Excerpts from an interface dataset:
·····
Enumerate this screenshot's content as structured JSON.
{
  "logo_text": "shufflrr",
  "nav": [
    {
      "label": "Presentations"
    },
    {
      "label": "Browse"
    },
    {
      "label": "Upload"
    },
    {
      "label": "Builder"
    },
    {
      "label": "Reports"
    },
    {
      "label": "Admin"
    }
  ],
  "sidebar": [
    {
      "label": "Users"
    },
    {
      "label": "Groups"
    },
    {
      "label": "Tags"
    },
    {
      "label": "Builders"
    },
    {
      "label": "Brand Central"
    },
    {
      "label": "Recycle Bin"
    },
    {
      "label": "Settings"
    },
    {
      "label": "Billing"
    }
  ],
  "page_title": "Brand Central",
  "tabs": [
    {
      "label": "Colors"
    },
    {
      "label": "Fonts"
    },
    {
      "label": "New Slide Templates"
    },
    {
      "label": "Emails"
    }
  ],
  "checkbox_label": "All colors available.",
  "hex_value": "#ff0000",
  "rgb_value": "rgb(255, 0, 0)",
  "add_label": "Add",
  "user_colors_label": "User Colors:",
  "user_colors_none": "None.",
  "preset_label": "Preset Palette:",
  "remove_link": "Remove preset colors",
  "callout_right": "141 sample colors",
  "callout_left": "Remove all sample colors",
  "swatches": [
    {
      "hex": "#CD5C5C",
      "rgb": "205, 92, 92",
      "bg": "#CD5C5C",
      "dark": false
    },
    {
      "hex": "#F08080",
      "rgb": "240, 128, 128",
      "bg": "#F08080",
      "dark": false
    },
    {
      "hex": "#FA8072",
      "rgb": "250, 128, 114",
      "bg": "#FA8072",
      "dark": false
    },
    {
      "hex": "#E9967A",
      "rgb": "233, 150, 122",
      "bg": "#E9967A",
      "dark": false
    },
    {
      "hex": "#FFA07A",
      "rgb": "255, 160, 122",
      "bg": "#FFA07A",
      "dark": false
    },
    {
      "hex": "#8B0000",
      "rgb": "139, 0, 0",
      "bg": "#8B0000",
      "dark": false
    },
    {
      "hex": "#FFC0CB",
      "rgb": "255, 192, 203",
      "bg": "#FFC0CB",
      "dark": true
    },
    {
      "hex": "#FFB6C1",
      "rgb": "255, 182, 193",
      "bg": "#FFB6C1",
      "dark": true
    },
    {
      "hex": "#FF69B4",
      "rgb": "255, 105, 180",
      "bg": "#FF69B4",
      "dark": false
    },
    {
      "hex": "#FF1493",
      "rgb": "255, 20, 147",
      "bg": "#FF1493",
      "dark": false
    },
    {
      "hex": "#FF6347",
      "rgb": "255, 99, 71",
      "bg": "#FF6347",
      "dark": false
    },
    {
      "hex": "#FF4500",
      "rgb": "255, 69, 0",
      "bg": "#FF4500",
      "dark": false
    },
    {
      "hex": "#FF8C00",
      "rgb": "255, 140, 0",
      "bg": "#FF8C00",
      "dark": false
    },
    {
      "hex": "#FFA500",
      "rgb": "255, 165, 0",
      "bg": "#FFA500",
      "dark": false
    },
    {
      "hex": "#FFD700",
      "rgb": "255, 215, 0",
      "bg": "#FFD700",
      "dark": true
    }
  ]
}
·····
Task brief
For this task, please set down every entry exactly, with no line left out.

Response area
Enumerate this screenshot's content as structured JSON.
{
  "logo_text": "shufflrr",
  "nav": [
    {
      "label": "Presentations"
    },
    {
      "label": "Browse"
    },
    {
      "label": "Upload"
    },
    {
      "label": "Builder"
    },
    {
      "label": "Reports"
    },
    {
      "label": "Admin"
    }
  ],
  "sidebar": [
    {
      "label": "Users"
    },
    {
      "label": "Groups"
    },
    {
      "label": "Tags"
    },
    {
      "label": "Builders"
    },
    {
      "label": "Brand Central"
    },
    {
      "label": "Recycle Bin"
    },
    {
      "label": "Settings"
    },
    {
      "label": "Billing"
    }
  ],
  "page_title": "Brand Central",
  "tabs": [
    {
      "label": "Colors"
    },
    {
      "label": "Fonts"
    },
    {
      "label": "New Slide Templates"
    },
    {
      "label": "Emails"
    }
  ],
  "checkbox_label": "All colors available.",
  "hex_value": "#ff0000",
  "rgb_value": "rgb(255, 0, 0)",
  "add_label": "Add",
  "user_colors_label": "User Colors:",
  "user_colors_none": "None.",
  "preset_label": "Preset Palette:",
  "remove_link": "Remove preset colors",
  "callout_right": "141 sample colors",
  "callout_left": "Remove all sample colors",
  "swatches": [
    {
      "hex": "#CD5C5C",
      "rgb": "205, 92, 92",
      "bg": "#CD5C5C",
      "dark": false
    },
    {
      "hex": "#F08080",
      "rgb": "240, 128, 128",
      "bg": "#F08080",
      "dark": false
    },
    {
      "hex": "#FA8072",
      "rgb": "250, 128, 114",
      "bg": "#FA8072",
      "dark": false
    },
    {
      "hex": "#E9967A",
      "rgb": "233, 150, 122",
      "bg": "#E9967A",
      "dark": false
    },
    {
      "hex": "#FFA07A",
      "rgb": "255, 160, 122",
      "bg": "#FFA07A",
      "dark": false
    },
    {
      "hex": "#8B0000",
      "rgb": "139, 0, 0",
      "bg": "#8B0000",
      "dark": false
    },
    {
      "hex": "#FFC0CB",
      "rgb": "255, 192, 203",
      "bg": "#FFC0CB",
      "dark": true
    },
    {
      "hex": "#FFB6C1",
      "rgb": "255, 182, 193",
      "bg": "#FFB6C1",
      "dark": true
    },
    {
      "hex": "#FF69B4",
      "rgb": "255, 105, 180",
      "bg": "#FF69B4",
      "dark": false
    },
    {
      "hex": "#FF1493",
      "rgb": "255, 20, 147",
      "bg": "#FF1493",
      "dark": false
    },
    {
      "hex": "#FF6347",
      "rgb": "255, 99, 71",
      "bg": "#FF6347",
      "dark": false
    },
    {
      "hex": "#FF4500",
      "rgb": "255, 69, 0",
      "bg": "#FF4500",
      "dark": false
    },
    {
      "hex": "#FF8C00",
      "rgb": "255, 140, 0",
      "bg": "#FF8C00",
      "dark": false
    },
    {
      "hex": "#FFA500",
      "rgb": "255, 165, 0",
      "bg": "#FFA500",
      "dark": false
    },
    {
      "hex": "#FFD700",
      "rgb": "255, 215, 0",
      "bg": "#FFD700",
      "dark": true
    }
  ]
}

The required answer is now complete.